Most popular video: [as of April 2017] 66402 views
About: “Do you enjoy Virtual Reality? Are you planning to become an early adopter of VR? Are you amazed about HTC Vive just like I am?” he writes. His videos are enthusiastic, fun to watch, and his growth is impressive since his channel launched on Oct 24, 2016.
YouTube channel: Node
Subscribers: [as of April 2017] 1,989,800
Video views: [as of April 2017] 376,817,362
Most popular video: [as of April 2017] 5.6 million views
About: Node studios was launched in 2012 as a video game channel, where Collective Digital Studioput a couple of star gamers together. Much of their content is not true mixed reality, but the size of their audience and their love for virtual reality gaming means they deserve a mention here.
Tribal Instincts isn't the biggest channel, but it stands somewhere in the middle with 12,654 subscribers and almost one million views, with his most popular video standing at 61,000 views.
“I definitely don't feel any stardom,” Jesse says, when I mention he’s one of the big names in the Mixed Reality Maker world. “My channel isn't huge, it's a small hobby of mine.” But this hobby is paying off in some unexpected ways. He hasn't run any paid promotions, but he has received products for free in return for an honest review, including access to VR games, and HTC Vive accessories such as slim glasses and charging docks. On the fan side, he’s becoming well known for his videos in the VR community, to sch an extent that someone sent him a free Vive controller (retail price $129) because he’d mentioned that this would be useful for him.
He’s also started paying more attention to how he dresses. “In my first videos I was wearing a plaid shirt in almost all of them,” he says. “Then I went and looked on Amazon for some t-shirts that were interesting.” One of my favorites is his “Home is where the wifi connection is,” T-shirt.
On a larger scale, Schultz says that when he looks for pro YouTubers to partner with, he has certain thresholds.

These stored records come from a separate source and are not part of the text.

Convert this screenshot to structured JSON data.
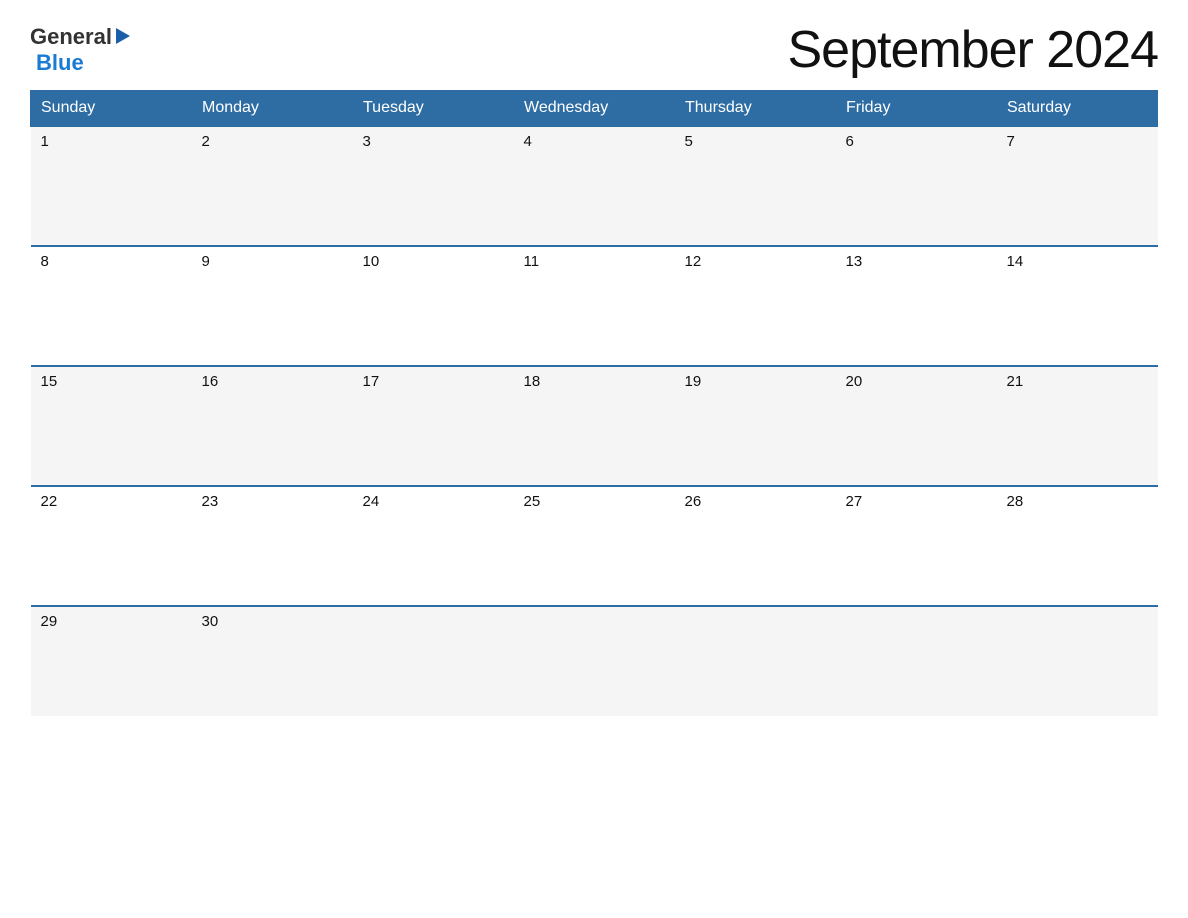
{
  "header": {
    "logo": {
      "general_text": "General",
      "blue_text": "Blue"
    },
    "title": "September 2024"
  },
  "calendar": {
    "days_of_week": [
      "Sunday",
      "Monday",
      "Tuesday",
      "Wednesday",
      "Thursday",
      "Friday",
      "Saturday"
    ],
    "weeks": [
      [
        {
          "day": "1",
          "empty": false
        },
        {
          "day": "2",
          "empty": false
        },
        {
          "day": "3",
          "empty": false
        },
        {
          "day": "4",
          "empty": false
        },
        {
          "day": "5",
          "empty": false
        },
        {
          "day": "6",
          "empty": false
        },
        {
          "day": "7",
          "empty": false
        }
      ],
      [
        {
          "day": "8",
          "empty": false
        },
        {
          "day": "9",
          "empty": false
        },
        {
          "day": "10",
          "empty": false
        },
        {
          "day": "11",
          "empty": false
        },
        {
          "day": "12",
          "empty": false
        },
        {
          "day": "13",
          "empty": false
        },
        {
          "day": "14",
          "empty": false
        }
      ],
      [
        {
          "day": "15",
          "empty": false
        },
        {
          "day": "16",
          "empty": false
        },
        {
          "day": "17",
          "empty": false
        },
        {
          "day": "18",
          "empty": false
        },
        {
          "day": "19",
          "empty": false
        },
        {
          "day": "20",
          "empty": false
        },
        {
          "day": "21",
          "empty": false
        }
      ],
      [
        {
          "day": "22",
          "empty": false
        },
        {
          "day": "23",
          "empty": false
        },
        {
          "day": "24",
          "empty": false
        },
        {
          "day": "25",
          "empty": false
        },
        {
          "day": "26",
          "empty": false
        },
        {
          "day": "27",
          "empty": false
        },
        {
          "day": "28",
          "empty": false
        }
      ],
      [
        {
          "day": "29",
          "empty": false
        },
        {
          "day": "30",
          "empty": false
        },
        {
          "day": "",
          "empty": true
        },
        {
          "day": "",
          "empty": true
        },
        {
          "day": "",
          "empty": true
        },
        {
          "day": "",
          "empty": true
        },
        {
          "day": "",
          "empty": true
        }
      ]
    ]
  }
}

At the basic level, they must have at least 500 subscribers, but when his recruiters start making calls, they’re looking at bigger stats: at least 500,000 views a month and with good engagement, something he measures with Tubular Insights marketing tools.
“I think initially [VR Gamers] will be an older crowd, and then it will go down over time as the affordability becomes more elastic for everyone,” he says. “Virtual Reality could be a really big part of [YouTube] gaming, especially 360 videos — I see this being here in one to two years, maximum.”
With 13,104 subscribers and 959,378 views total, for now, Jesse isn't thinking of Mixed Reality as his golden ticket. “I have realistic expectations,” he says. “I’m not counting on YouTube to feed my family. But it sounds like a lot of fun, and if it took off in a dramatic way...”